When I found myself en route to Montreal recently, I remembered to scour my files and locate two old photographs which had previously been in my father’s possession. One was a photograph of a small chapel and the second a McColl gravestone in the church’s well-kept graveyard to one side near to a village called St Joseph du Lac. These photos had been taken many years before and represent a small piece of the puzzle of the McColl heritage in Canada dating back to the early 19th century.
You’ll know, if you are regular visitors to this page, that I have published various pieces based around a literary platform constructed upon visits to different cemeteries. I have made mentions of Bogotá’s British Cemetery and the Cementerio de los Gringos in Barrancabermeja. But, this Presbyterian one here in St Joseph du Lac, Quebec is of course different. For here lie my direct ancestors, expelled from Scotland in the clearances and settlers to Canada.
The church, known to locals as “The Church of the McColl’s” was destroyed almost in its entirety in a twister which ripped through the region in 2012. I never had the chance to see the church standing. The gravestones were shorn from the ground but now, with love and donations from the local community, have been carefully restored and placed as respectfully as possible, close to their original locations.

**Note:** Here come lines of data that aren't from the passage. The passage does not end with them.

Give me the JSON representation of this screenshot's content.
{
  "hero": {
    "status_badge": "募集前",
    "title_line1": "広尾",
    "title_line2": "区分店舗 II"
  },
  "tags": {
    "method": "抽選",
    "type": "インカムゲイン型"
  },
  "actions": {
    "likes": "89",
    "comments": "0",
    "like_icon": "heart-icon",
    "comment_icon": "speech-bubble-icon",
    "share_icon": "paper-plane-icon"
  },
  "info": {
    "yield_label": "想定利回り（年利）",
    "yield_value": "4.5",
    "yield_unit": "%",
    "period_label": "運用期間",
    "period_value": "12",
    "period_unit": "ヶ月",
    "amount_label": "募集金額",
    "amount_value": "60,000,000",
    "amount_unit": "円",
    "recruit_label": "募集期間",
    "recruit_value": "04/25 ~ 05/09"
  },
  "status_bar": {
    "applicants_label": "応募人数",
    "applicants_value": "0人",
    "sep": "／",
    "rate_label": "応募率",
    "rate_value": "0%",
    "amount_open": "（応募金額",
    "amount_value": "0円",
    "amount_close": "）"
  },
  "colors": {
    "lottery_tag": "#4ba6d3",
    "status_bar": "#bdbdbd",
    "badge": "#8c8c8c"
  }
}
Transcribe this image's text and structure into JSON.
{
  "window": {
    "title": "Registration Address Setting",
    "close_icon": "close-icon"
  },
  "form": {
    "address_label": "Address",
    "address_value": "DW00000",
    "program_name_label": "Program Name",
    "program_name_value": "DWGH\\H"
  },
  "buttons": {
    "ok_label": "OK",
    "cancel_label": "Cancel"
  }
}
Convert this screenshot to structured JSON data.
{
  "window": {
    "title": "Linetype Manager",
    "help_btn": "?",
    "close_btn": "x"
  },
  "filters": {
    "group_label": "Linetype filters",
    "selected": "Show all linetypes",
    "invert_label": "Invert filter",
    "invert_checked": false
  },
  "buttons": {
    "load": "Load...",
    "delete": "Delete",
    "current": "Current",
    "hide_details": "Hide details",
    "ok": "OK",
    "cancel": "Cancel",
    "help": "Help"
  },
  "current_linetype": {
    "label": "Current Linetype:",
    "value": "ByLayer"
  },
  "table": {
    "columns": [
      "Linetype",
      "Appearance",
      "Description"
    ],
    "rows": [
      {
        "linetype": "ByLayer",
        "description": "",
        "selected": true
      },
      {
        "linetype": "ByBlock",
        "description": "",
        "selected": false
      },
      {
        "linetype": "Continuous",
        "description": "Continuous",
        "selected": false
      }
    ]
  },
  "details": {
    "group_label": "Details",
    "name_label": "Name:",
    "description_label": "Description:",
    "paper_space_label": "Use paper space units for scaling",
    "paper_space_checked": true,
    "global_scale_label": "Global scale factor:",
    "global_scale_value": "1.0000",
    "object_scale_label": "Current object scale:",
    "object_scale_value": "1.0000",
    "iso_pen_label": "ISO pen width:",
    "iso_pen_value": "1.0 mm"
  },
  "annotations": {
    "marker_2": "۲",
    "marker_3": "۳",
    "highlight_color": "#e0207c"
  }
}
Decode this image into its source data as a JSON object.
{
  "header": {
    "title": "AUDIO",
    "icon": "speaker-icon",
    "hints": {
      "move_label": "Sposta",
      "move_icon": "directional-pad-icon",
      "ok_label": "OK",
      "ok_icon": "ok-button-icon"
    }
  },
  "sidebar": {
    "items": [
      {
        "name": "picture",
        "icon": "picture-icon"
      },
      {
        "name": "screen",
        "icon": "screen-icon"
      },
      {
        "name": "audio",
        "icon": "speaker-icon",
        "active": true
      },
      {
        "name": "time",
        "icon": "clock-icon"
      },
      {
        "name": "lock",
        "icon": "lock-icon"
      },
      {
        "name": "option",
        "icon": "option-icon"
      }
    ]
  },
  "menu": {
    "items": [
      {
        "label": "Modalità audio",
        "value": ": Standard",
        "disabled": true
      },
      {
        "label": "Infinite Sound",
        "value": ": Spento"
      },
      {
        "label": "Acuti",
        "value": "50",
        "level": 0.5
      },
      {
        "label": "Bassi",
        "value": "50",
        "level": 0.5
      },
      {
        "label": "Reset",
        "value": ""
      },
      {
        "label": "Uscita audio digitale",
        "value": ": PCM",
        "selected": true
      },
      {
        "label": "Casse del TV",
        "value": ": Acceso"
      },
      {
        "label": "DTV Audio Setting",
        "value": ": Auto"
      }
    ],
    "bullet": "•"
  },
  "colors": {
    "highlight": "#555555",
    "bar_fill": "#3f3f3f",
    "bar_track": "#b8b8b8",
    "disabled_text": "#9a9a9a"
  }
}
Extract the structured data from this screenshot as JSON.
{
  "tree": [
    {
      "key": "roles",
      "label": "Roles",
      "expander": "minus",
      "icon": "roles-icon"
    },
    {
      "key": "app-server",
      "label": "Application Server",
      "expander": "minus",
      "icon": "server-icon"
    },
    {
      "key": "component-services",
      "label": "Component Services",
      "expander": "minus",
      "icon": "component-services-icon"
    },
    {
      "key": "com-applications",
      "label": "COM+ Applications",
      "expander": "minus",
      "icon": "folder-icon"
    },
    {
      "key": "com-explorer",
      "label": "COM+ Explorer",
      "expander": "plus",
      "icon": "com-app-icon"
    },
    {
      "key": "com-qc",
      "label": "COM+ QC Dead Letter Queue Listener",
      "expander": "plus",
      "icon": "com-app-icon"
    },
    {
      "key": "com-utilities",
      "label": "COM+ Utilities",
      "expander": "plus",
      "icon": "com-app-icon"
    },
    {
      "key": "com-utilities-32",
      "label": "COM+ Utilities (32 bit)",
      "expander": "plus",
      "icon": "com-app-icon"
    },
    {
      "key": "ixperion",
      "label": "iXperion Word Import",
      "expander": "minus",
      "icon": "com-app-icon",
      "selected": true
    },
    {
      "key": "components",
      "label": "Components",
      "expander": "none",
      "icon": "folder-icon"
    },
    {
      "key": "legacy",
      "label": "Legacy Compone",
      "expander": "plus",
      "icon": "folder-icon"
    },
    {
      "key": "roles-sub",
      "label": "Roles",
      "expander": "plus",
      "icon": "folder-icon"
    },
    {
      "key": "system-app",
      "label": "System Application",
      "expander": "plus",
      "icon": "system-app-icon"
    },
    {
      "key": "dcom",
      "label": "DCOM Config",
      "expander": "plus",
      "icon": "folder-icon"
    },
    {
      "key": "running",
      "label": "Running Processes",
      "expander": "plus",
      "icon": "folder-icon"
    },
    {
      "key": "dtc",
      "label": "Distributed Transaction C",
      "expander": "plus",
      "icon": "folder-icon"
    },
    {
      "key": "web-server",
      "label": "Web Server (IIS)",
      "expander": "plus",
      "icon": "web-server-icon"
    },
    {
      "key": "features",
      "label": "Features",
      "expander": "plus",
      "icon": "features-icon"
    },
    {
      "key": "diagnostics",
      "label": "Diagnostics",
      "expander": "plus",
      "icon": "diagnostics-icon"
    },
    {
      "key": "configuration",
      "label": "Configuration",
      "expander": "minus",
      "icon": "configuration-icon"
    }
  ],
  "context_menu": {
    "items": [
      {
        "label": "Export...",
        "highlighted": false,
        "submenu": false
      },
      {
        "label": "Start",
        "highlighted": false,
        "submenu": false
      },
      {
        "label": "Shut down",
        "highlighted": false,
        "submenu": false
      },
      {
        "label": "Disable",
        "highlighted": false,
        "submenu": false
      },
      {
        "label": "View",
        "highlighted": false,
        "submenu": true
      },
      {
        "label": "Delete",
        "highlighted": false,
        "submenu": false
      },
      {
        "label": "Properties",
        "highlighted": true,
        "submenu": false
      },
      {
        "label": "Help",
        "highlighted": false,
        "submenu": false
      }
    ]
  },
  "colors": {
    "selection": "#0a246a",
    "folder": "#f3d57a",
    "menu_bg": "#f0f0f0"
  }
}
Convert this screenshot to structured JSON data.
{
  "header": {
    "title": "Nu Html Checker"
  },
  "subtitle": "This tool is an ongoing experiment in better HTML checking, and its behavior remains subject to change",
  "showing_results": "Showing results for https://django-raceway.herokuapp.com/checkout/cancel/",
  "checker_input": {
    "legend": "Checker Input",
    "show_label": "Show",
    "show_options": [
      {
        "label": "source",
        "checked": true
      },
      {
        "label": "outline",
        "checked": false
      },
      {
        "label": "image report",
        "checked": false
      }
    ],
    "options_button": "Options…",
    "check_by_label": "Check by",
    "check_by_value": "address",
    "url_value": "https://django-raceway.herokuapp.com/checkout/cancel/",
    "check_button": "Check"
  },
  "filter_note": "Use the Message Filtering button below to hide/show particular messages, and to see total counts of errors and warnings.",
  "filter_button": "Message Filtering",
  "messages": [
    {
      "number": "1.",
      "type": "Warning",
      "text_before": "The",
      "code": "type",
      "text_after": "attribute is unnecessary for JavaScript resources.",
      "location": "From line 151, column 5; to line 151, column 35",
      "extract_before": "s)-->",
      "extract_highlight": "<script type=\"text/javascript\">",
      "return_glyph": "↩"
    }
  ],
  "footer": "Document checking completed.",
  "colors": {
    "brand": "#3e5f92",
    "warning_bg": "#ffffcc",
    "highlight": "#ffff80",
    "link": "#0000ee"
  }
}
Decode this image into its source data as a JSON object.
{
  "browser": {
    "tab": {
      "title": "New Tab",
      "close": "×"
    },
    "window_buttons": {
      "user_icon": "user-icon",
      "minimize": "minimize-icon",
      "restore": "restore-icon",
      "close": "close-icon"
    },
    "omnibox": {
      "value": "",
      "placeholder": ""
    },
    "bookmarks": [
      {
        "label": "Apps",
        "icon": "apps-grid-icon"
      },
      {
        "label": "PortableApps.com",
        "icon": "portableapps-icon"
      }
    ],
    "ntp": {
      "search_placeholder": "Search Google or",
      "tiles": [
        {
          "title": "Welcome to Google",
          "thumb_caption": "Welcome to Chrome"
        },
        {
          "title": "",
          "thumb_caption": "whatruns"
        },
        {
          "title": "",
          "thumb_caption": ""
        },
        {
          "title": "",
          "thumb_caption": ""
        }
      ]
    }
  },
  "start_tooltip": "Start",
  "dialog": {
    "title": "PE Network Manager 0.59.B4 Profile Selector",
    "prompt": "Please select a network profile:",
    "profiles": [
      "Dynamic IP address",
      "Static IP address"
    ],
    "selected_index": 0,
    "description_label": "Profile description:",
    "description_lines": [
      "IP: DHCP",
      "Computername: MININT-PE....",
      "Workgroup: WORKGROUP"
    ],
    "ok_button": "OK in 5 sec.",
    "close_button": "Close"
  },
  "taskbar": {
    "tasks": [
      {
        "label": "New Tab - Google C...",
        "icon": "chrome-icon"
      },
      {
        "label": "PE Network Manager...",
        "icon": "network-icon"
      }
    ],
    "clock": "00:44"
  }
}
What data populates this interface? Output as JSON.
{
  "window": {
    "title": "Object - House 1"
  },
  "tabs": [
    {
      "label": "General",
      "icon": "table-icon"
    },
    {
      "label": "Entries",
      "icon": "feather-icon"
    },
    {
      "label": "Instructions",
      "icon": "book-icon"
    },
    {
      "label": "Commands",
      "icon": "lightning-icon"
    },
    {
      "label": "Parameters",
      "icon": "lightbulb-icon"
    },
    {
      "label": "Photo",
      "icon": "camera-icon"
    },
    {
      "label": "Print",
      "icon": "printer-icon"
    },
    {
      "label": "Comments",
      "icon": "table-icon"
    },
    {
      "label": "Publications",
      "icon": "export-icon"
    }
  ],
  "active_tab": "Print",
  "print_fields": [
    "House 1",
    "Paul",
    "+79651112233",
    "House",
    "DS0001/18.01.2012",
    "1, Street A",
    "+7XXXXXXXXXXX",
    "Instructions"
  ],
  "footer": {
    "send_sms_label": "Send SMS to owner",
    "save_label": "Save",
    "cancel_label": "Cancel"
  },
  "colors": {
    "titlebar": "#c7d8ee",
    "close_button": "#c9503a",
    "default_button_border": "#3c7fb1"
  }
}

Bricks lie stacked as rubble to one side. What hasn’t been donated or shipped elsewhere for scrap remains close by providing a reminder of what took place here.
There’s a bleakness here in Quebec in late April. And it makes me reflect on Colombia. I reflect on the complexities of the relationship between post-conflict scenarios, heritage and identity. While the relationships are increasingly recognised, does this recognition bring an awareness of how little we actually understand about their nature? What role does cultural heritage play during post-conflict reconstruction? What is the impact of reclaiming and rebuilding on people’s sense of identity?
I would be repeating the oft-spoken phrase if I were to say: “Colombia is at a crossroads”. I suspect that Colombia has been at a four-way crossroads for a great many of her years since independence from Spain. Maybe during 2017/2018 and the following years could represent some of the most important and fractured intersections along a lengthy period of precarious choices.
But, I feel now that the struggle for an identity in Colombia is stronger and more pertinent than ever. And reflecting on this, I find myself thinking about these first settlers here in this region of Canada. They were exiled Scots. It took generations for them to become actual Canadians (I realise that this is a digression and redundant in parts since Canada became the country we know today in 1867). What and where is the imagined identity of these people and in turn who and what and what represents Colombians today?
There needs to be more of an understanding and appreciation of memory and the past, contemporary and further back, here in Colombia. The real history needs to be taught in schools because if there’s no memory, collective or individual, and the denial of history continues, a negative strength is then transferred over to the banal and the circumstantial. This, in turn, alters the transcendentally important and confirms it as ephemeral.
And we forget.